the key difference is a common one with all phones: carrier support. With the Nexus One has the largest domestic network support, and is currently available for the T-Mobile and AT&T networks, with CDMA versions for Verizon and Sprint promised in the near future. A Vodafone version is on the way as well to serve European customers. The Incredible is on its way to Verizon, and the rumors have it pegged for later this month. The Desire is a different beast entirely. It is currently available on several carriers in Europe like T-Mobile UK and Orange, with a Vodafone edition maybe on the way. There's no official word on a stateside release, but HTC did say in their MWC talk that, " HTC Desire has been accepted by almost every key carrier in every key country we work with". There are rumors that the Desire could come to T-Mobile in the US as the HTC Bravo. As if there weren't enough intrepid, dynamic smartphone names to remember.
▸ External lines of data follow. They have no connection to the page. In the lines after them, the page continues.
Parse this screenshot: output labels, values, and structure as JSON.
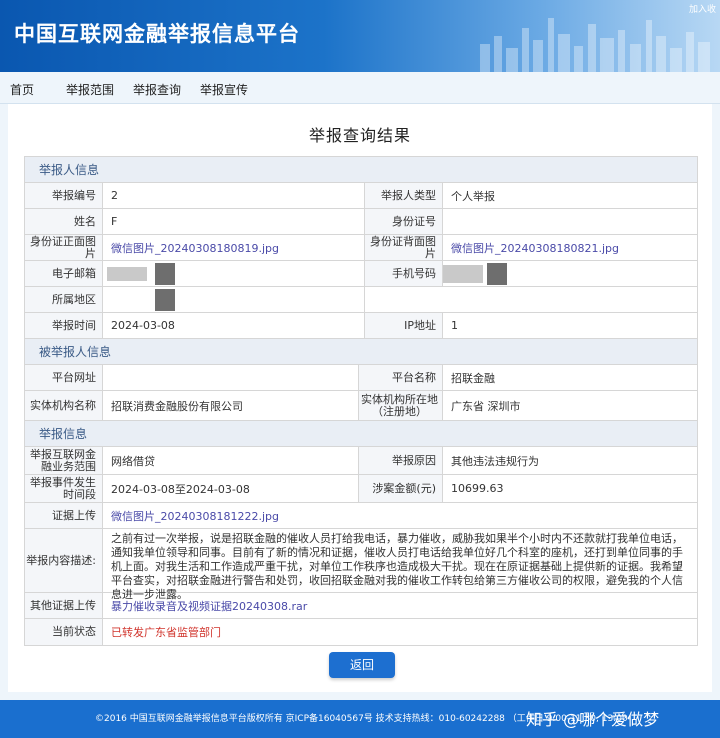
{
  "header": {
    "title": "中国互联网金融举报信息平台",
    "favorite_link": "加入收"
  },
  "nav": [
    "首页",
    "举报范围",
    "举报查询",
    "举报宣传"
  ],
  "page_title": "举报查询结果",
  "reporter": {
    "section_title": "举报人信息",
    "report_no_label": "举报编号",
    "report_no_value": "2",
    "type_label": "举报人类型",
    "type_value": "个人举报",
    "name_label": "姓名",
    "name_value": "F",
    "idcard_label": "身份证号",
    "idfront_label": "身份证正面图片",
    "idfront_file": "微信图片_20240308180819.jpg",
    "idback_label": "身份证背面图片",
    "idback_file": "微信图片_20240308180821.jpg",
    "email_label": "电子邮箱",
    "phone_label": "手机号码",
    "region_label": "所属地区",
    "time_label": "举报时间",
    "time_value": "2024-03-08",
    "ip_label": "IP地址",
    "ip_value": "1"
  },
  "reported": {
    "section_title": "被举报人信息",
    "website_label": "平台网址",
    "platform_label": "平台名称",
    "platform_value": "招联金融",
    "entity_label": "实体机构名称",
    "entity_value": "招联消费金融股份有限公司",
    "location_label": "实体机构所在地（注册地）",
    "location_value": "广东省 深圳市"
  },
  "report": {
    "section_title": "举报信息",
    "category_label": "举报互联网金融业务范围",
    "category_value": "网络借贷",
    "reason_label": "举报原因",
    "reason_value": "其他违法违规行为",
    "period_label": "举报事件发生时间段",
    "period_value": "2024-03-08至2024-03-08",
    "amount_label": "涉案金额(元)",
    "amount_value": "10699.63",
    "evidence_label": "证据上传",
    "evidence_file": "微信图片_20240308181222.jpg",
    "content_label": "举报内容描述:",
    "content_value": "之前有过一次举报，说是招联金融的催收人员打给我电话，暴力催收，威胁我如果半个小时内不还款就打我单位电话，通知我单位领导和同事。目前有了新的情况和证据，催收人员打电话给我单位好几个科室的座机，还打到单位同事的手机上面。对我生活和工作造成严重干扰，对单位工作秩序也造成极大干扰。现在在原证据基础上提供新的证据。我希望平台查实，对招联金融进行警告和处罚，收回招联金融对我的催收工作转包给第三方催收公司的权限，避免我的个人信息进一步泄露。",
    "other_label": "其他证据上传",
    "other_file": "暴力催收录音及视频证据20240308.rar",
    "status_label": "当前状态",
    "status_value": "已转发广东省监管部门"
  },
  "button_back": "返回",
  "footer": {
    "copyright": "©2016 中国互联网金融举报信息平台版权所有 京ICP备16040567号 技术支持热线：010-60242288 （工作日 9:00-11:30, 13:00-",
    "watermark": "知乎 @哪个爱做梦"
  },
  "colors": {
    "banner": "#1c73c9",
    "section_header": "#3a5a86",
    "link": "#4a4aa8",
    "status_red": "#d0342c",
    "button": "#1d6fd0",
    "footer": "#1a6fcf"
  }
}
We really dig HTC's commitment to cutting-edge hardware and unique software implementations, but we think that they could do a little more to differentiate their products. Otherwise, consumer satisfaction may be hurt in the future. It's clear that high-end hardware is currently hitting the sweet spot with 1GHz ARM processors, so we'll likely continue to see more variations on this theme. In many ways, HTC is a traditional hardware maker, accustomed to quickly iterating new hardware according to the will of their carrier partners, demands of their customers, and availability of new technologies. Of course, this is in contrast to Apple's fixed schedule of only releasing one phone a year that rolls up all available technological features. As consumers, which strategy for handset roll out do you prefer?